Nostalgic and rife with themes of self-actualization and realization, the third studio album Few Good Things from Saba digs deeper into his growth as an artist and what his art represents to him.
Accompanied by a captivating short-film, the album evokes sentimental and reflective themes and seeks to rivet in that validation from external sources holds little weight and that true growth comes from sense of self. He gets his message across by creating a diverse sonic world unlike any we’ve heard previously from Saba.
In his own words, “I challenge you not to come in with preconceived notions of what I’ve done in the past and use that to dictate what my next work will be”.

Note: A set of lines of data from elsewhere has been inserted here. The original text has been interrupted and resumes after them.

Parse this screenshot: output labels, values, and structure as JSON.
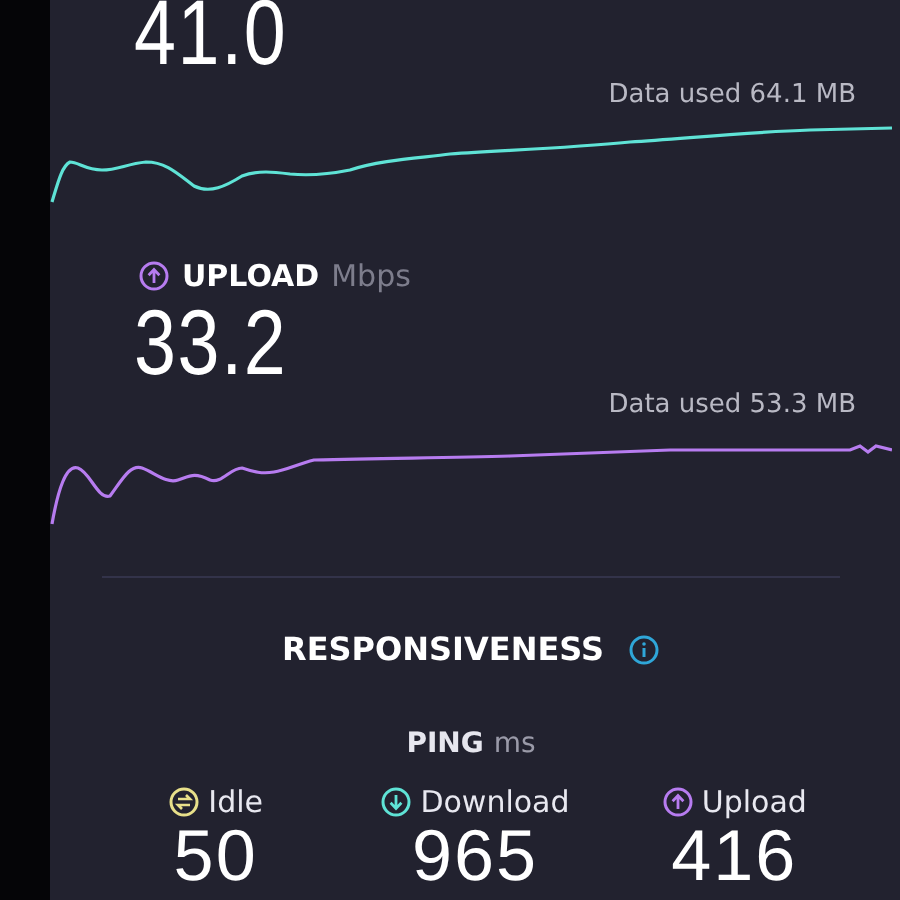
{
  "download": {
    "value": "41.0",
    "data_used": "Data used 64.1 MB"
  },
  "upload": {
    "label": "UPLOAD",
    "unit": "Mbps",
    "value": "33.2",
    "data_used": "Data used 53.3 MB"
  },
  "responsiveness": {
    "title": "RESPONSIVENESS",
    "ping_label": "PING",
    "ping_unit": "ms",
    "items": [
      {
        "kind": "idle",
        "label": "Idle",
        "value": "50",
        "color": "#e8e08a"
      },
      {
        "kind": "download",
        "label": "Download",
        "value": "965",
        "color": "#5fe3d6"
      },
      {
        "kind": "upload",
        "label": "Upload",
        "value": "416",
        "color": "#b77cf0"
      }
    ]
  }
}
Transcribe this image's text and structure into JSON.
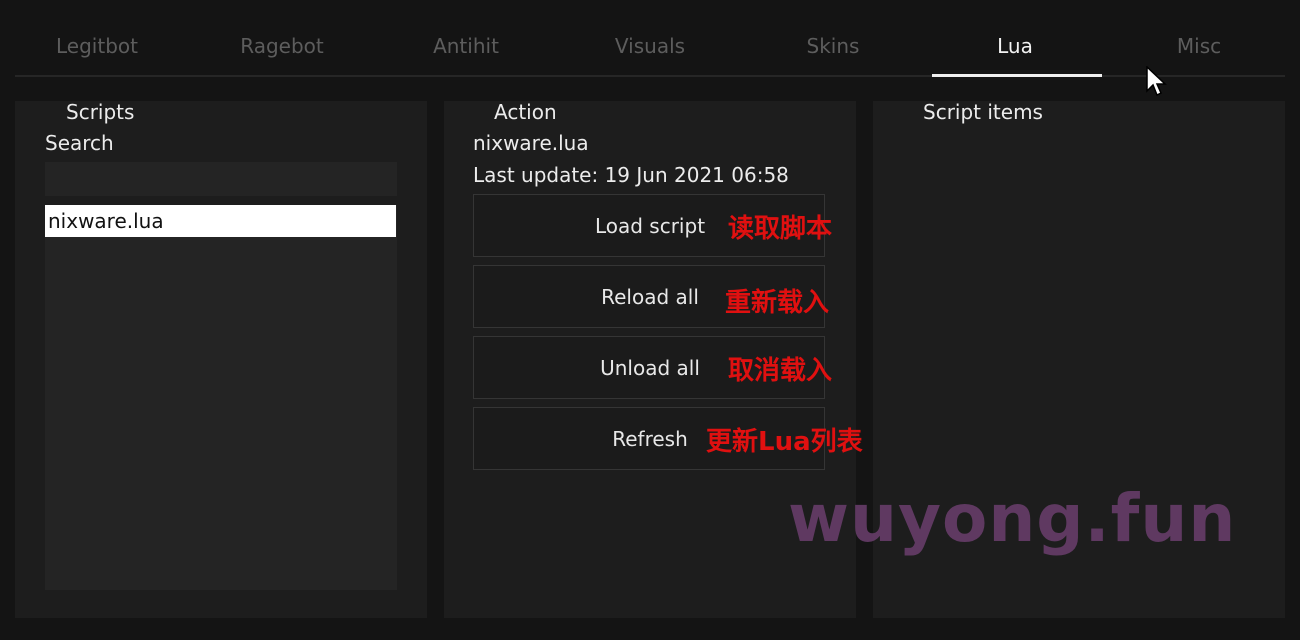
{
  "tabs": [
    "Legitbot",
    "Ragebot",
    "Antihit",
    "Visuals",
    "Skins",
    "Lua",
    "Misc"
  ],
  "active_tab": "Lua",
  "scripts_panel": {
    "title": "Scripts",
    "search_label": "Search",
    "search_value": "",
    "items": [
      "nixware.lua"
    ]
  },
  "action_panel": {
    "title": "Action",
    "script_name": "nixware.lua",
    "last_update": "Last update: 19 Jun 2021 06:58",
    "buttons": [
      {
        "label": "Load script",
        "annotation": "读取脚本"
      },
      {
        "label": "Reload all",
        "annotation": "重新载入"
      },
      {
        "label": "Unload all",
        "annotation": "取消载入"
      },
      {
        "label": "Refresh",
        "annotation": "更新Lua列表"
      }
    ]
  },
  "items_panel": {
    "title": "Script items"
  },
  "watermark": "wuyong.fun",
  "colors": {
    "background": "#141414",
    "panel": "#1d1d1d",
    "annotation": "#e01010",
    "watermark": "#6b3f6e"
  }
}
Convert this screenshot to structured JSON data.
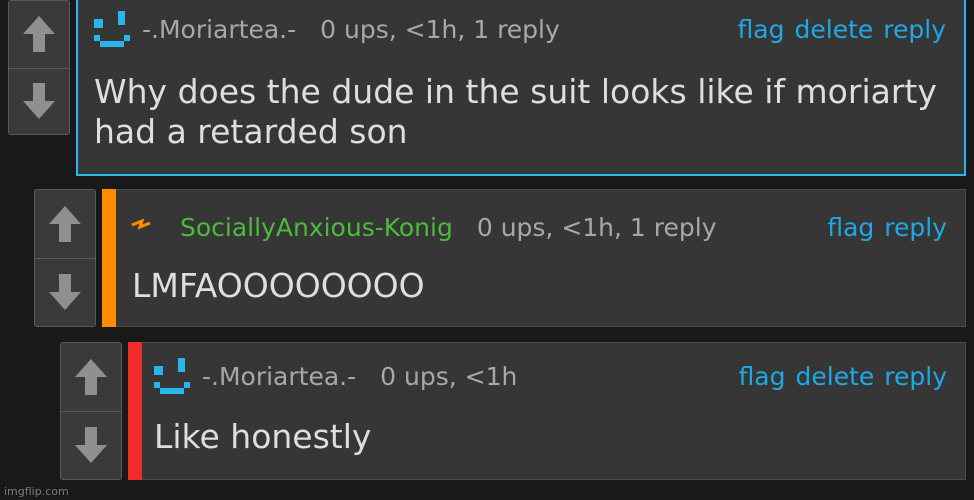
{
  "comments": [
    {
      "username": "-.Moriartea.-",
      "meta": "0 ups, <1h, 1 reply",
      "body": "Why does the dude in the suit looks like if moriarty had a retarded son",
      "actions": [
        "flag",
        "delete",
        "reply"
      ]
    },
    {
      "username": "SociallyAnxious-Konig",
      "meta": "0 ups, <1h, 1 reply",
      "body": "LMFAOOOOOOOO",
      "actions": [
        "flag",
        "reply"
      ]
    },
    {
      "username": "-.Moriartea.-",
      "meta": "0 ups, <1h",
      "body": "Like honestly",
      "actions": [
        "flag",
        "delete",
        "reply"
      ]
    }
  ],
  "colors": {
    "link": "#1fa8e6",
    "selected_border": "#29b6f0",
    "accent_orange": "#ff8c00",
    "accent_red": "#ef2b2b",
    "username_green": "#4cbb3c",
    "avatar_blue": "#2bb5ef"
  },
  "icons": {
    "upvote": "up-arrow-icon",
    "downvote": "down-arrow-icon",
    "avatar_1": "smiley-avatar-icon",
    "avatar_2": "lightning-avatar-icon"
  },
  "footer": "imgflip.com"
}
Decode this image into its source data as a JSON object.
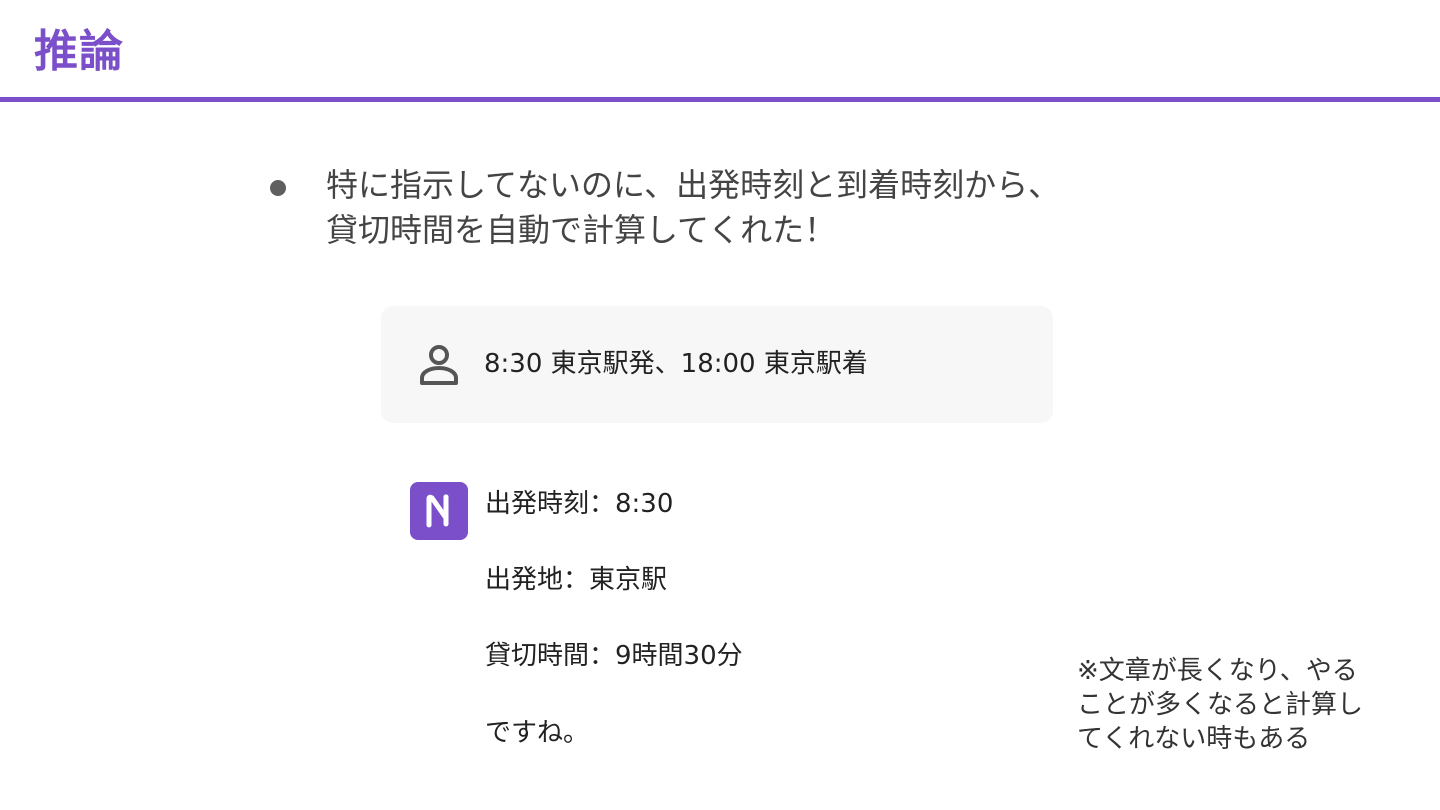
{
  "slide": {
    "title": "推論",
    "accent_color": "#7B4FC9"
  },
  "bullet": {
    "line1": "特に指示してないのに、出発時刻と到着時刻から、",
    "line2": "貸切時間を自動で計算してくれた！"
  },
  "chat": {
    "user_icon": "person-icon",
    "user_message": "8:30 東京駅発、18:00 東京駅着",
    "bot_icon": "notion-ai-logo-icon",
    "bot_lines": [
      "出発時刻：8:30",
      "出発地：東京駅",
      "貸切時間：9時間30分",
      "ですね。"
    ]
  },
  "note": {
    "line1": "※文章が長くなり、やる",
    "line2": "ことが多くなると計算し",
    "line3": "てくれない時もある"
  }
}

Saba uses the album as a means to acknowledge the full spectrum of black emotion, from joy to sorrow, from rising above adversity to moments of self-doubt. He crafts an impressive sound world through very organic beats with live instrumentation as well as his signature storytelling and versatile flow.
Coupled with the slice-of-life visuals from the film, Saba paints a poignant picture of not only his place musically in the West Chicago scene, but also the experiences of the black folk that live there.
“Few is a small number, but few is not lonely. In the face of all adversity, a few good things is recognizing and accepting blessings” – Saba
A significant portion of the album has that chill, laidback vibe and there are notable standouts within that. “Still” features very lush instrumentation and a driving bassline while 6Lack gives a smooth chorus that just floats over the top. All of this is neatly wrapped in Smino’s harmonies from the bridge and continues through his high energy verse.
On “2012”, Saba raps about young love, growing up, and more over an almost meditative beat. He even delves into more traumatic aspects of his younger life, rapping “All these bodies droppin’, same blocks that we played tag”.
But that duality of good and bad is still summed up by the final words of the track, “I had everything I needed, everything”. These words truly sum up the essence of the album, in that having a few good things truly makes the difference.
Some of the tracks feel deeply inspired by acts like Kendrick Lamar and especially OutKast, but Saba still finds his own lane despite the clear influences. Tracks like “Soldier” show that inspiration, but his storytelling makes it his own.
On it, he raps about being a new father while praying for safety due to the realities of his surroundings. The outro of the track gives a glimmer of vulnerability beyond his strong exterior, saying “If all of this can go bad / Then what’s the point of tryin’?”.
In a similar vein of storytelling, “Fearmonger” takes the concept of fear and creates a character, personifying it as a being that lives among us. The outro serves as a sort of “note-to-self” to remind the rapper and his compatriots of their position and to keep their wits about them, saying “Yeah, fearmonger lurk among us / I done clawed my way up / But that bottom’s callin’ me down / Slip and I’ll drown”.
“With big decisions to make, I was never sure if I was doing the right thing. Fearing if I was actually doing enough” – Saba
The album’s title track “Few Good Things” represents excellent artistic progression from Saba as well as a moving audiovisual tribute to Chicago. Saba extends his talents to the production as usual, bouncing between keyboards, guitars, bass, and drum programming with producing partners Daoud and daedaePIVOT truly creating a warm, organic feel to the album.
As he raps on the final track, “We turned a bunch of nothing to abundance”, showing how a few good things can mean the world.
Saba’s Few Good Things is out now via Pivot Gang, listen to it below and purchase it here.
Words by Mark-Anthony Pierre